How do psychopaths react to horror movies?
Experiments have shown that they have a reduced startle response. If someone gave you a fright while you were watching a horror movie, you would probably show an “exaggerated startle response” – in other words, you’d jump out of your skin. Psychopaths react far less intensely in such fear-evoking situations. Horror entertainment can trigger the fight-or-flight response, which comes with a boost in adrenaline, endorphins, and dopamine. The brain can then process surroundings and conclude that the experience is not a genuine threat. This knowledge of personal safety is one reason horror fans habitually watch scary movies. In general, though, Analysts’ combination of Intuitive Energy and Thinking Nature is ideal for enjoying scary movies. Intuitive personality types love to look for hidden meaning and tend to let their imagination run wild, and horror films stimulate those impulses in a way no other genre can. The Black Cat (1934) and Cat People (1942) have been cited as early psychological horror films. Roman Polanski directed two films which are considered quintessential psychological horror: Repulsion (1965) and Rosemary’s Baby (1968). The Black Cat (1934) and Cat People (1942) have been cited as early psychological horror films. Roman Polanski directed two films which are considered quintessential psychological horror: Repulsion (1965) and Rosemary’s Baby (1968).
Does horror cause anxiety?

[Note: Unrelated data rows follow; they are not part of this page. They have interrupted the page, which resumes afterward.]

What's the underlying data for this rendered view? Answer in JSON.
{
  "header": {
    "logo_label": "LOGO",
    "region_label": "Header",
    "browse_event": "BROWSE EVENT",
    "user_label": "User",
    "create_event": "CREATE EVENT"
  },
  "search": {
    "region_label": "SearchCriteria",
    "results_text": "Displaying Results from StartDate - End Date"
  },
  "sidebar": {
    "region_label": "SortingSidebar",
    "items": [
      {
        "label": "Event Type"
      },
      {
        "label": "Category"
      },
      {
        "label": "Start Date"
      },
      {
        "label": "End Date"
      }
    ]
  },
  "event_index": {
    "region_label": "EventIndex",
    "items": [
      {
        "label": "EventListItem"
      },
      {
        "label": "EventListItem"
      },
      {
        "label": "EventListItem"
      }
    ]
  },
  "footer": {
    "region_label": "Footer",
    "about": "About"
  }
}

Scary movies don’t cause anxiety. However, they can trigger anxiety symptoms, even though you know the threat isn’t real. It’s all about what happens in the body when we’re watching scary movies. During horror movies, our brains release adrenaline, which prepares our bodies for stressful situations. Addiction to trauma (such as in viewing frightening films) is tied up in biology. That is, the films rev up the body’s sympathetic nervous system, inducing stress and anxiety. In some, the stress is a welcome thrill. The payoff comes when the movie is over. Watching horrific images can trigger unwanted thoughts and feelings and increased levels of anxiety or panic, and even increase our sensitivity to startle-eliciting stimuli, making those of us who are anxious more likely to respond negatively and misinterpret the sensations as real threats. One reason we consume horror is to experience stimulation. Exposure to terrifying acts, or even the anticipation of those acts, can stimulate us — both mentally and physically — in opposing ways: negatively (in the form of fear or anxiety) or positively (in the form of excitement or joy). One study — led by my colleague Coltan Scrivner — found that people who watch many horror movies exhibited better psychological resilience during the first COVID-19 lockdown than people who stay away from scary movies. There is no sin associated with watching horror movies, and the Bible doesn’t explicitly speak against them. While some horror movies may be too graphic or disturbing for younger viewers, mature Christians can discern whether or not a particular film is comfortable for them to watch.